Open Bread

Olle Jonsson and I have started a project that we’re calling Open Bread. The question we’re exploring is “do open source practices and principles have application in creating and managing non-digital ‘real world’ projects?”

Charlottetown needs a good bakery: you hear people say this all the time, especially when they’re talking about “downtown revitalization.” The usual route for a bakery to be founded would be for some plucky entrepreneur to come along and invest their time and money in starting a business. But that hasn’t happened. Can open source step into the breach: can the energy of the community, and interested others (like Olle) be harnessed to do what private enterprise hasn’t?
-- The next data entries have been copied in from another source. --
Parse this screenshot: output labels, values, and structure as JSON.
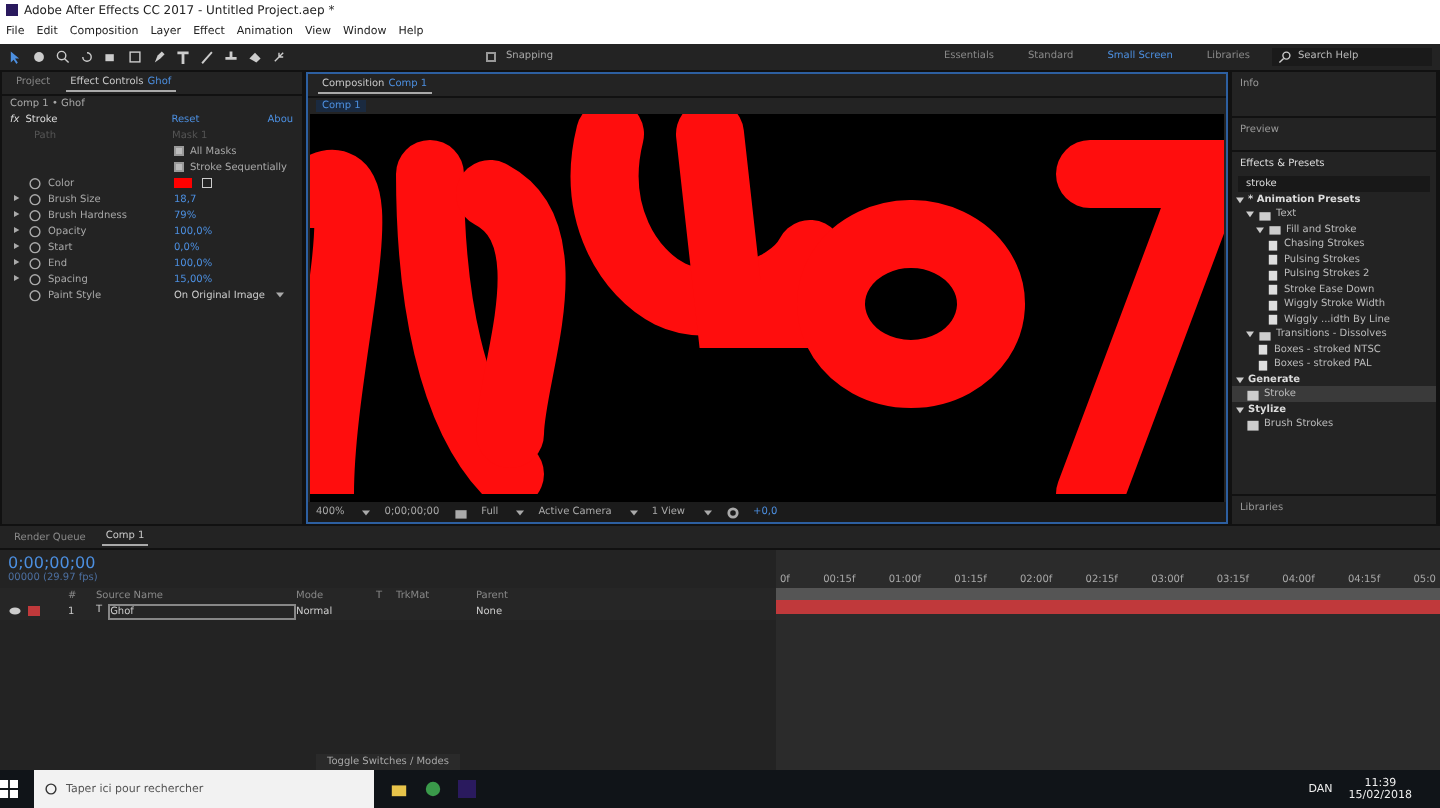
{
  "window": {
    "title": "Adobe After Effects CC 2017 - Untitled Project.aep *"
  },
  "menu": [
    "File",
    "Edit",
    "Composition",
    "Layer",
    "Effect",
    "Animation",
    "View",
    "Window",
    "Help"
  ],
  "toolbar": {
    "snapping": {
      "label": "Snapping",
      "checked": false
    },
    "workspaces": [
      {
        "label": "Essentials",
        "selected": false
      },
      {
        "label": "Standard",
        "selected": false
      },
      {
        "label": "Small Screen",
        "selected": true
      },
      {
        "label": "Libraries",
        "selected": false
      }
    ],
    "search": {
      "placeholder": "Search Help"
    }
  },
  "effect_controls": {
    "tabs": [
      {
        "label": "Project",
        "selected": false
      },
      {
        "label": "Effect Controls",
        "target": "Ghof",
        "selected": true
      }
    ],
    "breadcrumb": "Comp 1 • Ghof",
    "effect": {
      "badge": "fx",
      "name": "Stroke",
      "reset": "Reset",
      "about": "Abou",
      "path_label": "Path",
      "path_value": "Mask 1"
    },
    "options": [
      {
        "label": "All Masks",
        "checked": true
      },
      {
        "label": "Stroke Sequentially",
        "checked": true
      }
    ],
    "properties": [
      {
        "name": "Color",
        "kind": "color",
        "color": "#ff0000",
        "expandable": false
      },
      {
        "name": "Brush Size",
        "kind": "value",
        "value": "18,7",
        "expandable": true
      },
      {
        "name": "Brush Hardness",
        "kind": "value",
        "value": "79%",
        "expandable": true
      },
      {
        "name": "Opacity",
        "kind": "value",
        "value": "100,0%",
        "expandable": true
      },
      {
        "name": "Start",
        "kind": "value",
        "value": "0,0%",
        "expandable": true
      },
      {
        "name": "End",
        "kind": "value",
        "value": "100,0%",
        "expandable": true
      },
      {
        "name": "Spacing",
        "kind": "value",
        "value": "15,00%",
        "expandable": true
      },
      {
        "name": "Paint Style",
        "kind": "dropdown",
        "value": "On Original Image",
        "expandable": false
      }
    ]
  },
  "composition": {
    "tab": {
      "label": "Composition",
      "target": "Comp 1"
    },
    "subtab": "Comp 1",
    "viewer_bar": {
      "zoom": "400%",
      "timecode": "0;00;00;00",
      "resolution": "Full",
      "camera": "Active Camera",
      "views": "1 View",
      "exposure": "+0,0"
    }
  },
  "right_panels": {
    "info": "Info",
    "preview": "Preview",
    "effects_title": "Effects & Presets",
    "search": {
      "value": "stroke"
    },
    "tree": [
      {
        "label": "* Animation Presets",
        "kind": "group",
        "expanded": true,
        "selected": false,
        "children": [
          {
            "label": "Text",
            "kind": "folder",
            "expanded": true,
            "selected": false,
            "children": [
              {
                "label": "Fill and Stroke",
                "kind": "folder",
                "expanded": true,
                "selected": false,
                "children": [
                  {
                    "label": "Chasing Strokes",
                    "kind": "preset",
                    "selected": false
                  },
                  {
                    "label": "Pulsing Strokes",
                    "kind": "preset",
                    "selected": false
                  },
                  {
                    "label": "Pulsing Strokes 2",
                    "kind": "preset",
                    "selected": false
                  },
                  {
                    "label": "Stroke Ease Down",
                    "kind": "preset",
                    "selected": false
                  },
                  {
                    "label": "Wiggly Stroke Width",
                    "kind": "preset",
                    "selected": false
                  },
                  {
                    "label": "Wiggly ...idth By Line",
                    "kind": "preset",
                    "selected": false
                  }
                ]
              }
            ]
          },
          {
            "label": "Transitions - Dissolves",
            "kind": "folder",
            "expanded": true,
            "selected": false,
            "children": [
              {
                "label": "Boxes - stroked NTSC",
                "kind": "preset",
                "selected": false
              },
              {
                "label": "Boxes - stroked PAL",
                "kind": "preset",
                "selected": false
              }
            ]
          }
        ]
      },
      {
        "label": "Generate",
        "kind": "group",
        "expanded": true,
        "selected": false,
        "children": [
          {
            "label": "Stroke",
            "kind": "effect",
            "selected": true
          }
        ]
      },
      {
        "label": "Stylize",
        "kind": "group",
        "expanded": true,
        "selected": false,
        "children": [
          {
            "label": "Brush Strokes",
            "kind": "effect",
            "selected": false
          }
        ]
      }
    ],
    "libraries": "Libraries"
  },
  "timeline": {
    "tabs": [
      {
        "label": "Render Queue",
        "selected": false
      },
      {
        "label": "Comp 1",
        "selected": true
      }
    ],
    "timecode": "0;00;00;00",
    "frame_info": "00000 (29.97 fps)",
    "columns": [
      "#",
      "Source Name",
      "Mode",
      "T",
      "TrkMat",
      "Parent"
    ],
    "layers": [
      {
        "number": "1",
        "type": "T",
        "name": "Ghof",
        "mode": "Normal",
        "parent": "None",
        "color": "#c0393b",
        "visible": true
      }
    ],
    "ruler": [
      "0f",
      "00:15f",
      "01:00f",
      "01:15f",
      "02:00f",
      "02:15f",
      "03:00f",
      "03:15f",
      "04:00f",
      "04:15f",
      "05:0"
    ],
    "toggle": "Toggle Switches / Modes"
  },
  "taskbar": {
    "search": {
      "placeholder": "Taper ici pour rechercher"
    },
    "language": "DAN",
    "time": "11:39",
    "date": "15/02/2018"
  }
}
We don’t know. But on the Open Bread page of the Rukapedia we’re going to explore the idea.


paul's picture
paul on June 27, 2005 - 04:37 Permalink

How interested are you people in becoming bakers? It might be possible to take turn and turn alike and make the stuff you like. Easily said, since I have done this for a living and still do it at home, but it’s not ‘ “that” ’ hard.
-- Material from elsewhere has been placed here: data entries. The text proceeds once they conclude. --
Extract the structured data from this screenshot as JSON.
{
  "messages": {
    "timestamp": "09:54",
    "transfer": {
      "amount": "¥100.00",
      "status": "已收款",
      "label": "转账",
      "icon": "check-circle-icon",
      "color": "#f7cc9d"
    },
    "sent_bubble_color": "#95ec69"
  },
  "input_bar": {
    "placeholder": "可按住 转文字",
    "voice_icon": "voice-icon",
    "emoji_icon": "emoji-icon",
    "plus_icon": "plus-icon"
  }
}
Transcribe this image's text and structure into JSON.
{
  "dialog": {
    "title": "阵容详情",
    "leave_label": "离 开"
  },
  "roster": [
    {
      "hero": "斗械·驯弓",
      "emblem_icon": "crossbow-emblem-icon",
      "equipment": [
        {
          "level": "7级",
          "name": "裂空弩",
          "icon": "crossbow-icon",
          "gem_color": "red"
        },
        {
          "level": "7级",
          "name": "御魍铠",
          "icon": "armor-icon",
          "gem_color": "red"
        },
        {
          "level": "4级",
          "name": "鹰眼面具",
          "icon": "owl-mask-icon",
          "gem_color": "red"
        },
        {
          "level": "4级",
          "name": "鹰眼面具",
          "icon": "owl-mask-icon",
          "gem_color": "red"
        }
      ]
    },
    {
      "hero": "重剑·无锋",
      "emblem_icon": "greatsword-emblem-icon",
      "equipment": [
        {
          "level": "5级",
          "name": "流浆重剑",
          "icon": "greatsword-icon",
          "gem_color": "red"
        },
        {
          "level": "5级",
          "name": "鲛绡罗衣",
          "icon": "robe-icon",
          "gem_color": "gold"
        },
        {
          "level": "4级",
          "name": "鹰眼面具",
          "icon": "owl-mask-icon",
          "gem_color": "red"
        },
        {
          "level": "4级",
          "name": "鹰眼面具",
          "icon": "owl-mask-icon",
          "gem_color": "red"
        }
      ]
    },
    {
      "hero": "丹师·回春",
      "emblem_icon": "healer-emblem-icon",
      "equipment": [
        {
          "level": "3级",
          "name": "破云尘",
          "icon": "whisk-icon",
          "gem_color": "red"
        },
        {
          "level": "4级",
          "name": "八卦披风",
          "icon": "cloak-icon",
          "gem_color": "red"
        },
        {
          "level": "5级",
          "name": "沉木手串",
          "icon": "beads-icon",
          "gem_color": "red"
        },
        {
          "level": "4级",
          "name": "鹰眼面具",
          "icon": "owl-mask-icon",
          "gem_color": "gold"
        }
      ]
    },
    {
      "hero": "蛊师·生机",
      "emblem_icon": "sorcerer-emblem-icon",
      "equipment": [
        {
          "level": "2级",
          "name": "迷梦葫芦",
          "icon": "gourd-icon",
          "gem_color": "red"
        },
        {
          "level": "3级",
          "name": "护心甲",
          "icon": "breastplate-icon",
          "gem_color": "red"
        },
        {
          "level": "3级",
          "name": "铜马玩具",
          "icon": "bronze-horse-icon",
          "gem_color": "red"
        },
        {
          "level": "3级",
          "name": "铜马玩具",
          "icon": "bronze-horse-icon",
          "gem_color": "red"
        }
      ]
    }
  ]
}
In addition to Whole Earth, I have found The Bread Bible to be a useful resource: it removes a lot of the guesswork and mystery but preserves the experience with a maximum of fun.

oliver's picture
oliver on June 27, 2005 - 12:18 Permalink

Did someone say bread? Do rolls count too?

Ken Williams's picture
Ken Williams on June 27, 2005 - 13:08 Permalink

Can I make a documentary of this project?

MJ's picture
MJ on June 27, 2005 - 13:55 Permalink

I would love a bakery. It would be ideal is they could stick to basics but of high quality. Pure ingrediants with no “traces” of this or that. That’s the big problem with the current grocery store bakeries (if you can call them that). All there food is off-limits to nut and peanut allergy persons becasue it is all possibly contaminated with things (ex. traces of nuts) when nuts are clearly not meant to be in that food product. No wonder allergies are a problem!

Peter Rukavina's picture
Peter Rukavina on June 27, 2005 - 14:18 Permalink

One of the keys, I think, to a successful open source bakery implementation is shifting pronoun use to “we” from “they.”

Nathan's picture
Nathan on June 28, 2005 - 04:19 Permalink

Bread lacks the unique characteristic that makes the Open Source model work so well for software. Software can be duplicated at zero-cost thus there is no free-loading problem. Everyone gets more out than they put in. The infamous hacker ESR writes about the “tragedy of the commons” in his essay on the economics of open source software, The Magic Cauldron
. Of course there are sucessful co-ops for products that do not have zero-cost duplication. I believe that such sucess is due to good design/management of the co-op. For these products the margin is smaller between individual benefit and the maximum individual contribution, making maintaining the margin more difficult to maintain than it is for open source software.

oliver's picture
oliver on June 28, 2005 - 12:27 Permalink

Open source sourdough starter duplicates at less than the cost of CDs or memory. Sourdough bread bites occupy more space than computer bytes though, so the real estate overhead might be higher.

Alan's picture
Alan on June 28, 2005 - 12:56 Permalink

Isn’t there a viable zero-net-cost argument, Nate? Unlike software, we each must eat and therefore will expend on a regular basis on bread as a staple. Isn’t the economic argument just tapping into that natural and inevitable flow?

Ken Williams's picture
Ken Williams on June 28, 2005 - 13:26 Permalink

How many hands will touch each loaf?